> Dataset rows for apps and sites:
=== Section Start ===

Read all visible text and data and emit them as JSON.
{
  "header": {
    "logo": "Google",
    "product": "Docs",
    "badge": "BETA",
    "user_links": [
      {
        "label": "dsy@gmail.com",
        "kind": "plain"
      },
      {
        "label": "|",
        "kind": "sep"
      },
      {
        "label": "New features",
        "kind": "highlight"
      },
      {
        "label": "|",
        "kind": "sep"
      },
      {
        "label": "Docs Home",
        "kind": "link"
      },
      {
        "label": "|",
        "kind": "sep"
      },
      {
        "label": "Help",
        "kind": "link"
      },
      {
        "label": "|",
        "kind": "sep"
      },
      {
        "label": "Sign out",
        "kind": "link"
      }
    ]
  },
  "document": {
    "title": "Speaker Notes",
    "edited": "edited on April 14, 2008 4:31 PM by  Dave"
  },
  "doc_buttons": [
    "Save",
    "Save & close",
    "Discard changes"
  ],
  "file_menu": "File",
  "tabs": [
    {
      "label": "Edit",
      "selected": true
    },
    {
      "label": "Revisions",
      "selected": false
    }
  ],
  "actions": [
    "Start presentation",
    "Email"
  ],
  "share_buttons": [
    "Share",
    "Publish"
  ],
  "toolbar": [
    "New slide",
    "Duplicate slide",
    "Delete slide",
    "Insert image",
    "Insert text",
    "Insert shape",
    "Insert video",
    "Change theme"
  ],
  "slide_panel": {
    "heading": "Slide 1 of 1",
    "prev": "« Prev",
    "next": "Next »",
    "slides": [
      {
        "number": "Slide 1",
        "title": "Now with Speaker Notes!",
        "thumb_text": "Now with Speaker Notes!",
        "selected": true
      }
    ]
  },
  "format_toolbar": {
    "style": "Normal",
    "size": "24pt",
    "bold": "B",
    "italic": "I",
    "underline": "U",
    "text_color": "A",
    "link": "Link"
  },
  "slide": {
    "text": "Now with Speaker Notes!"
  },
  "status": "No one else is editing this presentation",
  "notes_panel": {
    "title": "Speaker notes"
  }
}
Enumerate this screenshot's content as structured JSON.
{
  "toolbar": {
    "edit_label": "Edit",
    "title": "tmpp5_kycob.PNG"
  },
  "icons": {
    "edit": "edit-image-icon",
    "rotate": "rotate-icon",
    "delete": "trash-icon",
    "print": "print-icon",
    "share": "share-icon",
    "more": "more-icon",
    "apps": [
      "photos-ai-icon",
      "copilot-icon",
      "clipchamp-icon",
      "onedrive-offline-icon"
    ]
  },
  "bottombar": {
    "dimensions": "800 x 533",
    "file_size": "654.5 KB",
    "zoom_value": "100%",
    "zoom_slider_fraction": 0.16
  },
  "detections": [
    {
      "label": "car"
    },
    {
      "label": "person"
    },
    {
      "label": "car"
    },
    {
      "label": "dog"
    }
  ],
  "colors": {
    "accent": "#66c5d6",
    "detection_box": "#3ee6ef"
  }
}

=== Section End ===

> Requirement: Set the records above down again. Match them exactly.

> Answer space:
Read all visible text and data and emit them as JSON.
{
  "header": {
    "logo": "Google",
    "product": "Docs",
    "badge": "BETA",
    "user_links": [
      {
        "label": "dsy@gmail.com",
        "kind": "plain"
      },
      {
        "label": "|",
        "kind": "sep"
      },
      {
        "label": "New features",
        "kind": "highlight"
      },
      {
        "label": "|",
        "kind": "sep"
      },
      {
        "label": "Docs Home",
        "kind": "link"
      },
      {
        "label": "|",
        "kind": "sep"
      },
      {
        "label": "Help",
        "kind": "link"
      },
      {
        "label": "|",
        "kind": "sep"
      },
      {
        "label": "Sign out",
        "kind": "link"
      }
    ]
  },
  "document": {
    "title": "Speaker Notes",
    "edited": "edited on April 14, 2008 4:31 PM by  Dave"
  },
  "doc_buttons": [
    "Save",
    "Save & close",
    "Discard changes"
  ],
  "file_menu": "File",
  "tabs": [
    {
      "label": "Edit",
      "selected": true
    },
    {
      "label": "Revisions",
      "selected": false
    }
  ],
  "actions": [
    "Start presentation",
    "Email"
  ],
  "share_buttons": [
    "Share",
    "Publish"
  ],
  "toolbar": [
    "New slide",
    "Duplicate slide",
    "Delete slide",
    "Insert image",
    "Insert text",
    "Insert shape",
    "Insert video",
    "Change theme"
  ],
  "slide_panel": {
    "heading": "Slide 1 of 1",
    "prev": "« Prev",
    "next": "Next »",
    "slides": [
      {
        "number": "Slide 1",
        "title": "Now with Speaker Notes!",
        "thumb_text": "Now with Speaker Notes!",
        "selected": true
      }
    ]
  },
  "format_toolbar": {
    "style": "Normal",
    "size": "24pt",
    "bold": "B",
    "italic": "I",
    "underline": "U",
    "text_color": "A",
    "link": "Link"
  },
  "slide": {
    "text": "Now with Speaker Notes!"
  },
  "status": "No one else is editing this presentation",
  "notes_panel": {
    "title": "Speaker notes"
  }
}
Enumerate this screenshot's content as structured JSON.
{
  "toolbar": {
    "edit_label": "Edit",
    "title": "tmpp5_kycob.PNG"
  },
  "icons": {
    "edit": "edit-image-icon",
    "rotate": "rotate-icon",
    "delete": "trash-icon",
    "print": "print-icon",
    "share": "share-icon",
    "more": "more-icon",
    "apps": [
      "photos-ai-icon",
      "copilot-icon",
      "clipchamp-icon",
      "onedrive-offline-icon"
    ]
  },
  "bottombar": {
    "dimensions": "800 x 533",
    "file_size": "654.5 KB",
    "zoom_value": "100%",
    "zoom_slider_fraction": 0.16
  },
  "detections": [
    {
      "label": "car"
    },
    {
      "label": "person"
    },
    {
      "label": "car"
    },
    {
      "label": "dog"
    }
  ],
  "colors": {
    "accent": "#66c5d6",
    "detection_box": "#3ee6ef"
  }
}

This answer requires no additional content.